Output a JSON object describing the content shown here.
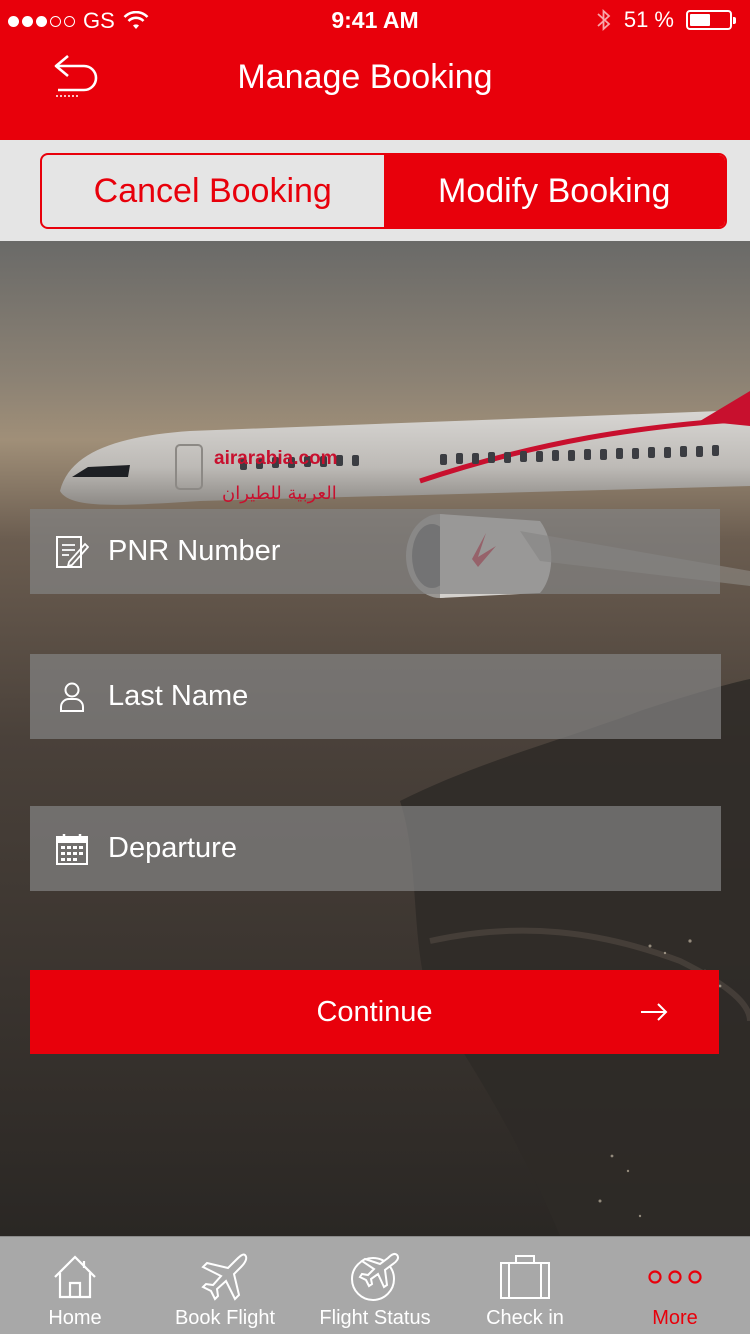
{
  "status_bar": {
    "carrier": "GS",
    "time": "9:41 AM",
    "battery_percent": "51 %",
    "battery_level": 0.51
  },
  "header": {
    "title": "Manage Booking",
    "back_icon": "back-arrow-icon"
  },
  "segments": {
    "cancel_label": "Cancel Booking",
    "modify_label": "Modify Booking",
    "selected": "Modify Booking"
  },
  "background": {
    "brand_text": "airarabia.com",
    "arabic_text": "العربية للطيران"
  },
  "form": {
    "pnr_placeholder": "PNR Number",
    "last_name_placeholder": "Last Name",
    "departure_placeholder": "Departure",
    "continue_label": "Continue"
  },
  "tabs": [
    {
      "label": "Home",
      "icon": "home-icon"
    },
    {
      "label": "Book Flight",
      "icon": "airplane-icon"
    },
    {
      "label": "Flight Status",
      "icon": "flight-status-icon"
    },
    {
      "label": "Check in",
      "icon": "suitcase-icon"
    },
    {
      "label": "More",
      "icon": "more-dots-icon"
    }
  ],
  "colors": {
    "brand_red": "#e8000b",
    "tabbar_gray": "#a8a8a8",
    "segment_bg": "#e5e5e5"
  }
}
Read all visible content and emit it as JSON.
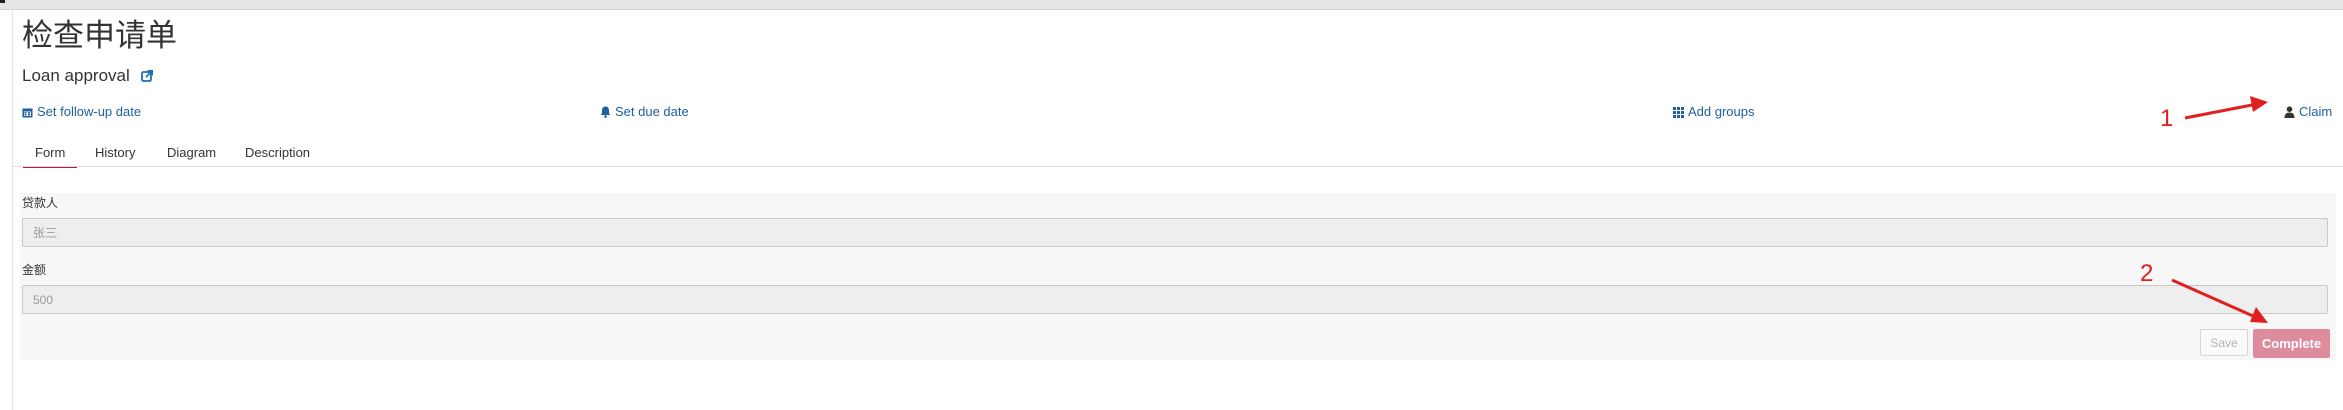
{
  "header": {
    "title": "检查申请单",
    "subtitle": "Loan approval"
  },
  "actions": {
    "follow_up": "Set follow-up date",
    "due_date": "Set due date",
    "add_groups": "Add groups",
    "claim": "Claim"
  },
  "tabs": [
    "Form",
    "History",
    "Diagram",
    "Description"
  ],
  "form": {
    "fields": [
      {
        "label": "贷款人",
        "value": "张三"
      },
      {
        "label": "金额",
        "value": "500"
      }
    ],
    "save_label": "Save",
    "complete_label": "Complete"
  },
  "annotations": {
    "one": "1",
    "two": "2"
  },
  "colors": {
    "link": "#1f5f9f",
    "tab_active_underline": "#c0153f",
    "complete_button": "#df8b9e",
    "annotation": "#e02020"
  }
}
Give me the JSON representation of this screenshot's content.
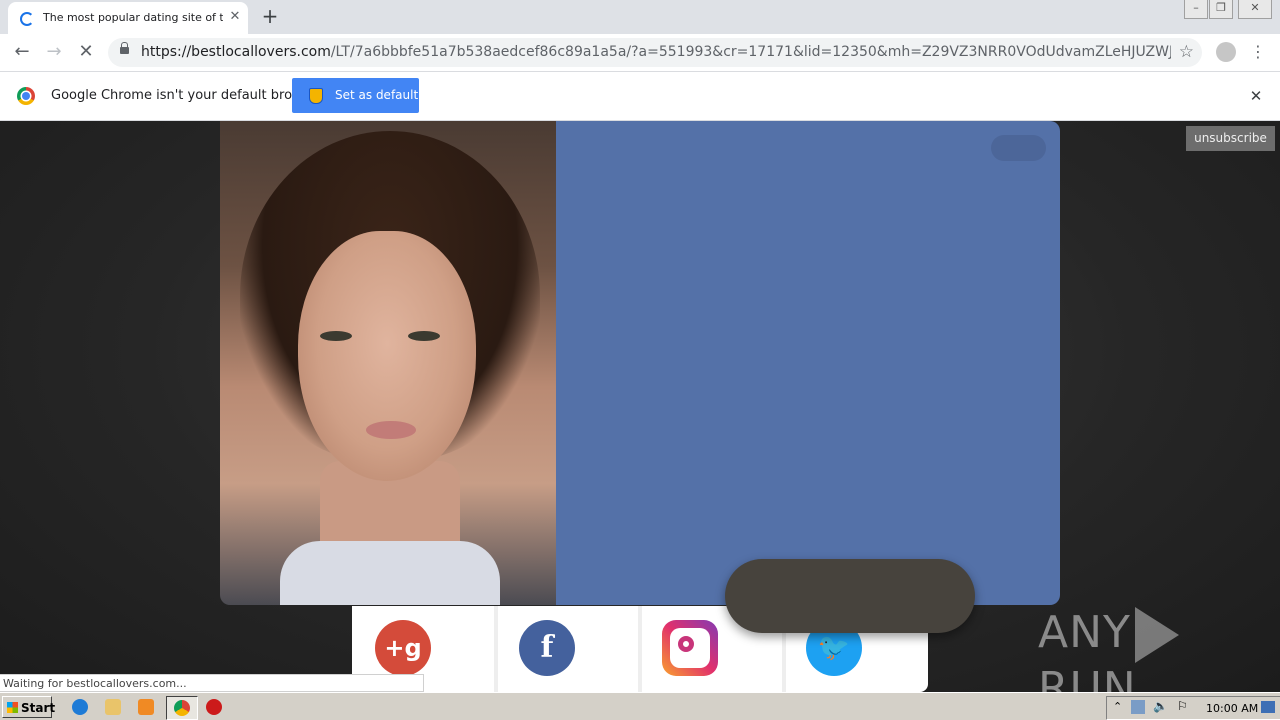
{
  "browser": {
    "tab_title": "The most popular dating site of this",
    "url_host": "https://bestlocallovers.com",
    "url_path": "/LT/7a6bbbfe51a7b538aedcef86c89a1a5a/?a=551993&cr=17171&lid=12350&mh=Z29VZ3NRR0VOdUdvamZLeHJUZWJvUXF3cVFqYUxl...",
    "status_text": "Waiting for bestlocallovers.com..."
  },
  "infobar": {
    "message": "Google Chrome isn't your default browser",
    "button_label": "Set as default"
  },
  "page": {
    "unsubscribe_label": "unsubscribe",
    "social_icons": [
      "google-plus-icon",
      "facebook-icon",
      "instagram-icon",
      "twitter-icon"
    ],
    "watermark": "ANY RUN"
  },
  "taskbar": {
    "start_label": "Start",
    "clock": "10:00 AM"
  },
  "colors": {
    "panel_blue": "#5471a8",
    "setdefault_blue": "#4285f4"
  }
}
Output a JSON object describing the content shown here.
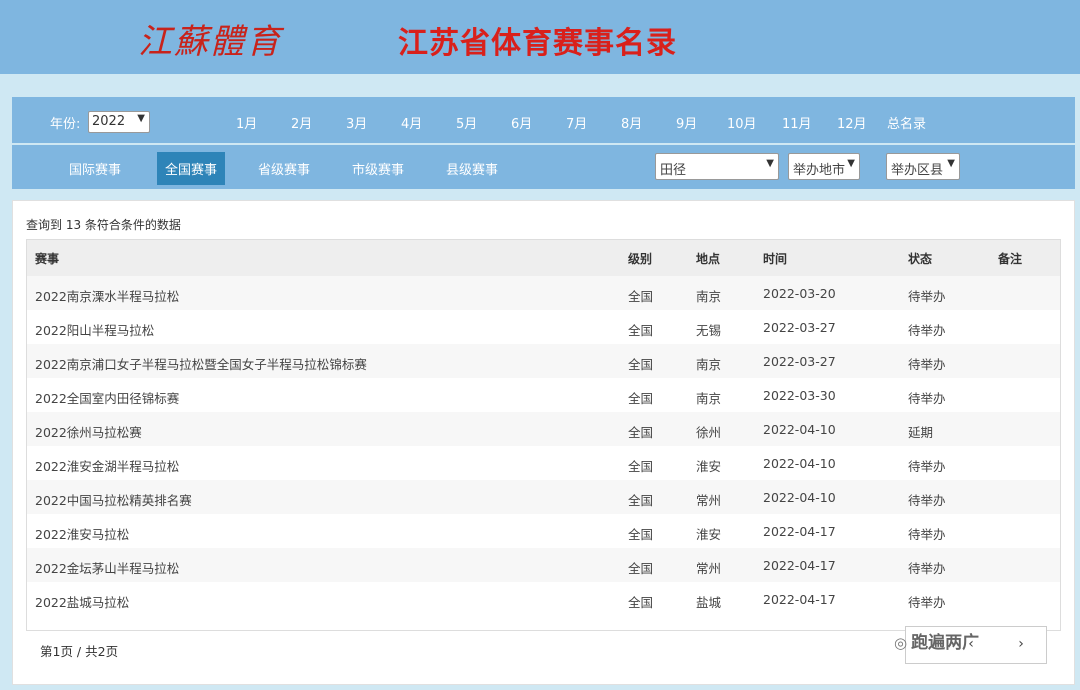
{
  "header": {
    "logo_text": "江蘇體育",
    "title": "江苏省体育赛事名录"
  },
  "filters": {
    "year_label": "年份:",
    "year_value": "2022",
    "months": [
      "1月",
      "2月",
      "3月",
      "4月",
      "5月",
      "6月",
      "7月",
      "8月",
      "9月",
      "10月",
      "11月",
      "12月"
    ],
    "all_label": "总名录",
    "categories": [
      "国际赛事",
      "全国赛事",
      "省级赛事",
      "市级赛事",
      "县级赛事"
    ],
    "active_category": "全国赛事",
    "sport_value": "田径",
    "city_value": "举办地市",
    "district_value": "举办区县"
  },
  "result_text": "查询到 13 条符合条件的数据",
  "table": {
    "headers": {
      "name": "赛事",
      "level": "级别",
      "place": "地点",
      "time": "时间",
      "status": "状态",
      "note": "备注"
    },
    "rows": [
      {
        "name": "2022南京溧水半程马拉松",
        "level": "全国",
        "place": "南京",
        "time": "2022-03-20",
        "status": "待举办"
      },
      {
        "name": "2022阳山半程马拉松",
        "level": "全国",
        "place": "无锡",
        "time": "2022-03-27",
        "status": "待举办"
      },
      {
        "name": "2022南京浦口女子半程马拉松暨全国女子半程马拉松锦标赛",
        "level": "全国",
        "place": "南京",
        "time": "2022-03-27",
        "status": "待举办"
      },
      {
        "name": "2022全国室内田径锦标赛",
        "level": "全国",
        "place": "南京",
        "time": "2022-03-30",
        "status": "待举办"
      },
      {
        "name": "2022徐州马拉松赛",
        "level": "全国",
        "place": "徐州",
        "time": "2022-04-10",
        "status": "延期"
      },
      {
        "name": "2022淮安金湖半程马拉松",
        "level": "全国",
        "place": "淮安",
        "time": "2022-04-10",
        "status": "待举办"
      },
      {
        "name": "2022中国马拉松精英排名赛",
        "level": "全国",
        "place": "常州",
        "time": "2022-04-10",
        "status": "待举办"
      },
      {
        "name": "2022淮安马拉松",
        "level": "全国",
        "place": "淮安",
        "time": "2022-04-17",
        "status": "待举办"
      },
      {
        "name": "2022金坛茅山半程马拉松",
        "level": "全国",
        "place": "常州",
        "time": "2022-04-17",
        "status": "待举办"
      },
      {
        "name": "2022盐城马拉松",
        "level": "全国",
        "place": "盐城",
        "time": "2022-04-17",
        "status": "待举办"
      }
    ]
  },
  "pager": {
    "text": "第1页 / 共2页",
    "prev": "‹",
    "next": "›"
  },
  "watermark": "跑遍两广"
}
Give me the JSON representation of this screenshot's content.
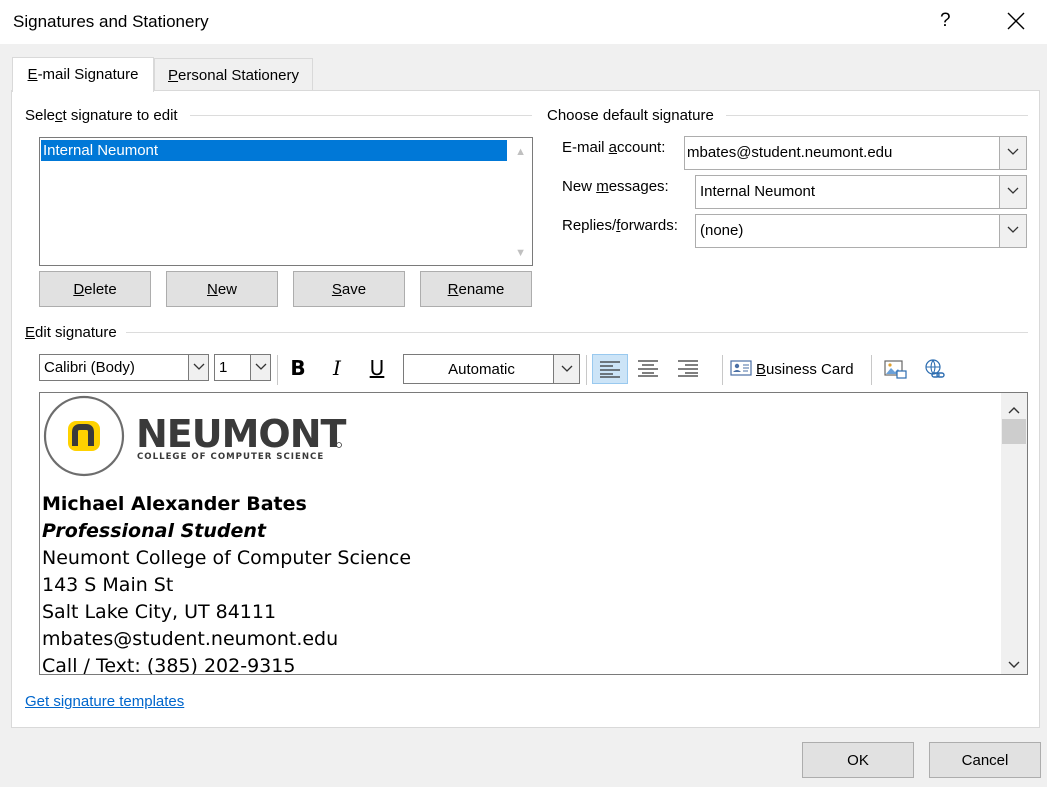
{
  "window": {
    "title": "Signatures and Stationery",
    "help": "?"
  },
  "tabs": [
    {
      "label": "E-mail Signature",
      "mnemonic": "E",
      "rest": "-mail Signature"
    },
    {
      "label": "Personal Stationery",
      "mnemonic": "P",
      "rest": "ersonal Stationery"
    }
  ],
  "select_section": {
    "label_pre": "Sele",
    "label_mn": "c",
    "label_post": "t signature to edit",
    "items": [
      "Internal Neumont"
    ],
    "buttons": {
      "delete": {
        "mn": "D",
        "rest": "elete"
      },
      "new": {
        "mn": "N",
        "rest": "ew"
      },
      "save": {
        "mn": "S",
        "rest": "ave"
      },
      "rename": {
        "mn": "R",
        "rest": "ename"
      }
    }
  },
  "default_section": {
    "label": "Choose default signature",
    "email_account_pre": "E-mail ",
    "email_account_mn": "a",
    "email_account_post": "ccount:",
    "email_account_value": "mbates@student.neumont.edu",
    "new_messages_pre": "New ",
    "new_messages_mn": "m",
    "new_messages_post": "essages:",
    "new_messages_value": "Internal Neumont",
    "replies_pre": "Replies/",
    "replies_mn": "f",
    "replies_post": "orwards:",
    "replies_value": "(none)"
  },
  "edit_section": {
    "label_mn": "E",
    "label_rest": "dit signature",
    "font": "Calibri (Body)",
    "size": "1",
    "bold": "B",
    "italic": "I",
    "underline": "U",
    "color": "Automatic",
    "business_card_mn": "B",
    "business_card_rest": "usiness Card"
  },
  "logo": {
    "wordmark": "NEUMONT",
    "tagline": "COLLEGE OF COMPUTER SCIENCE",
    "letter": "n",
    "accent_color": "#ffd200",
    "text_color": "#3a3a3a"
  },
  "signature": {
    "name": "Michael Alexander Bates",
    "role": "Professional Student",
    "org": "Neumont College of Computer Science",
    "street": "143 S Main St",
    "city": "Salt Lake City, UT 84111",
    "email": "mbates@student.neumont.edu",
    "phone": "Call / Text: (385) 202-9315"
  },
  "templates_link": "Get signature templates",
  "footer": {
    "ok": "OK",
    "cancel": "Cancel"
  }
}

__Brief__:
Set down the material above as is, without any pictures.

__Answer box__:
Output a JSON object describing the content shown here.
{
  "status_bar": {
    "carrier": "GS",
    "time": "9:41 AM",
    "battery_percent": "51 %",
    "battery_level": 0.51
  },
  "header": {
    "title": "Manage Booking",
    "back_icon": "back-arrow-icon"
  },
  "segments": {
    "cancel_label": "Cancel Booking",
    "modify_label": "Modify Booking",
    "selected": "Modify Booking"
  },
  "background": {
    "brand_text": "airarabia.com",
    "arabic_text": "العربية للطيران"
  },
  "form": {
    "pnr_placeholder": "PNR Number",
    "last_name_placeholder": "Last Name",
    "departure_placeholder": "Departure",
    "continue_label": "Continue"
  },
  "tabs": [
    {
      "label": "Home",
      "icon": "home-icon"
    },
    {
      "label": "Book Flight",
      "icon": "airplane-icon"
    },
    {
      "label": "Flight Status",
      "icon": "flight-status-icon"
    },
    {
      "label": "Check in",
      "icon": "suitcase-icon"
    },
    {
      "label": "More",
      "icon": "more-dots-icon"
    }
  ],
  "colors": {
    "brand_red": "#e8000b",
    "tabbar_gray": "#a8a8a8",
    "segment_bg": "#e5e5e5"
  }
}
Read all visible content and emit it as JSON.
{
  "header": {
    "title": "检查申请单",
    "subtitle": "Loan approval"
  },
  "actions": {
    "follow_up": "Set follow-up date",
    "due_date": "Set due date",
    "add_groups": "Add groups",
    "claim": "Claim"
  },
  "tabs": [
    "Form",
    "History",
    "Diagram",
    "Description"
  ],
  "form": {
    "fields": [
      {
        "label": "贷款人",
        "value": "张三"
      },
      {
        "label": "金额",
        "value": "500"
      }
    ],
    "save_label": "Save",
    "complete_label": "Complete"
  },
  "annotations": {
    "one": "1",
    "two": "2"
  },
  "colors": {
    "link": "#1f5f9f",
    "tab_active_underline": "#c0153f",
    "complete_button": "#df8b9e",
    "annotation": "#e02020"
  }
}
Give me the JSON representation of this screenshot's content.
{
  "browser": {
    "tab_title": "The most popular dating site of this",
    "url_host": "https://bestlocallovers.com",
    "url_path": "/LT/7a6bbbfe51a7b538aedcef86c89a1a5a/?a=551993&cr=17171&lid=12350&mh=Z29VZ3NRR0VOdUdvamZLeHJUZWJvUXF3cVFqYUxl...",
    "status_text": "Waiting for bestlocallovers.com..."
  },
  "infobar": {
    "message": "Google Chrome isn't your default browser",
    "button_label": "Set as default"
  },
  "page": {
    "unsubscribe_label": "unsubscribe",
    "social_icons": [
      "google-plus-icon",
      "facebook-icon",
      "instagram-icon",
      "twitter-icon"
    ],
    "watermark": "ANY RUN"
  },
  "taskbar": {
    "start_label": "Start",
    "clock": "10:00 AM"
  },
  "colors": {
    "panel_blue": "#5471a8",
    "setdefault_blue": "#4285f4"
  }
}
Output a JSON object describing the content shown here.
{
  "header": {
    "logo_text": "江蘇體育",
    "title": "江苏省体育赛事名录"
  },
  "filters": {
    "year_label": "年份:",
    "year_value": "2022",
    "months": [
      "1月",
      "2月",
      "3月",
      "4月",
      "5月",
      "6月",
      "7月",
      "8月",
      "9月",
      "10月",
      "11月",
      "12月"
    ],
    "all_label": "总名录",
    "categories": [
      "国际赛事",
      "全国赛事",
      "省级赛事",
      "市级赛事",
      "县级赛事"
    ],
    "active_category": "全国赛事",
    "sport_value": "田径",
    "city_value": "举办地市",
    "district_value": "举办区县"
  },
  "result_text": "查询到 13 条符合条件的数据",
  "table": {
    "headers": {
      "name": "赛事",
      "level": "级别",
      "place": "地点",
      "time": "时间",
      "status": "状态",
      "note": "备注"
    },
    "rows": [
      {
        "name": "2022南京溧水半程马拉松",
        "level": "全国",
        "place": "南京",
        "time": "2022-03-20",
        "status": "待举办"
      },
      {
        "name": "2022阳山半程马拉松",
        "level": "全国",
        "place": "无锡",
        "time": "2022-03-27",
        "status": "待举办"
      },
      {
        "name": "2022南京浦口女子半程马拉松暨全国女子半程马拉松锦标赛",
        "level": "全国",
        "place": "南京",
        "time": "2022-03-27",
        "status": "待举办"
      },
      {
        "name": "2022全国室内田径锦标赛",
        "level": "全国",
        "place": "南京",
        "time": "2022-03-30",
        "status": "待举办"
      },
      {
        "name": "2022徐州马拉松赛",
        "level": "全国",
        "place": "徐州",
        "time": "2022-04-10",
        "status": "延期"
      },
      {
        "name": "2022淮安金湖半程马拉松",
        "level": "全国",
        "place": "淮安",
        "time": "2022-04-10",
        "status": "待举办"
      },
      {
        "name": "2022中国马拉松精英排名赛",
        "level": "全国",
        "place": "常州",
        "time": "2022-04-10",
        "status": "待举办"
      },
      {
        "name": "2022淮安马拉松",
        "level": "全国",
        "place": "淮安",
        "time": "2022-04-17",
        "status": "待举办"
      },
      {
        "name": "2022金坛茅山半程马拉松",
        "level": "全国",
        "place": "常州",
        "time": "2022-04-17",
        "status": "待举办"
      },
      {
        "name": "2022盐城马拉松",
        "level": "全国",
        "place": "盐城",
        "time": "2022-04-17",
        "status": "待举办"
      }
    ]
  },
  "pager": {
    "text": "第1页 / 共2页",
    "prev": "‹",
    "next": "›"
  },
  "watermark": "跑遍两广"
}
Give me the JSON representation of this screenshot's content.
{
  "window": {
    "title": "Signatures and Stationery",
    "help": "?"
  },
  "tabs": [
    {
      "label": "E-mail Signature",
      "mnemonic": "E",
      "rest": "-mail Signature"
    },
    {
      "label": "Personal Stationery",
      "mnemonic": "P",
      "rest": "ersonal Stationery"
    }
  ],
  "select_section": {
    "label_pre": "Sele",
    "label_mn": "c",
    "label_post": "t signature to edit",
    "items": [
      "Internal Neumont"
    ],
    "buttons": {
      "delete": {
        "mn": "D",
        "rest": "elete"
      },
      "new": {
        "mn": "N",
        "rest": "ew"
      },
      "save": {
        "mn": "S",
        "rest": "ave"
      },
      "rename": {
        "mn": "R",
        "rest": "ename"
      }
    }
  },
  "default_section": {
    "label": "Choose default signature",
    "email_account_pre": "E-mail ",
    "email_account_mn": "a",
    "email_account_post": "ccount:",
    "email_account_value": "mbates@student.neumont.edu",
    "new_messages_pre": "New ",
    "new_messages_mn": "m",
    "new_messages_post": "essages:",
    "new_messages_value": "Internal Neumont",
    "replies_pre": "Replies/",
    "replies_mn": "f",
    "replies_post": "orwards:",
    "replies_value": "(none)"
  },
  "edit_section": {
    "label_mn": "E",
    "label_rest": "dit signature",
    "font": "Calibri (Body)",
    "size": "1",
    "bold": "B",
    "italic": "I",
    "underline": "U",
    "color": "Automatic",
    "business_card_mn": "B",
    "business_card_rest": "usiness Card"
  },
  "logo": {
    "wordmark": "NEUMONT",
    "tagline": "COLLEGE OF COMPUTER SCIENCE",
    "letter": "n",
    "accent_color": "#ffd200",
    "text_color": "#3a3a3a"
  },
  "signature": {
    "name": "Michael Alexander Bates",
    "role": "Professional Student",
    "org": "Neumont College of Computer Science",
    "street": "143 S Main St",
    "city": "Salt Lake City, UT 84111",
    "email": "mbates@student.neumont.edu",
    "phone": "Call / Text: (385) 202-9315"
  },
  "templates_link": "Get signature templates",
  "footer": {
    "ok": "OK",
    "cancel": "Cancel"
  }
}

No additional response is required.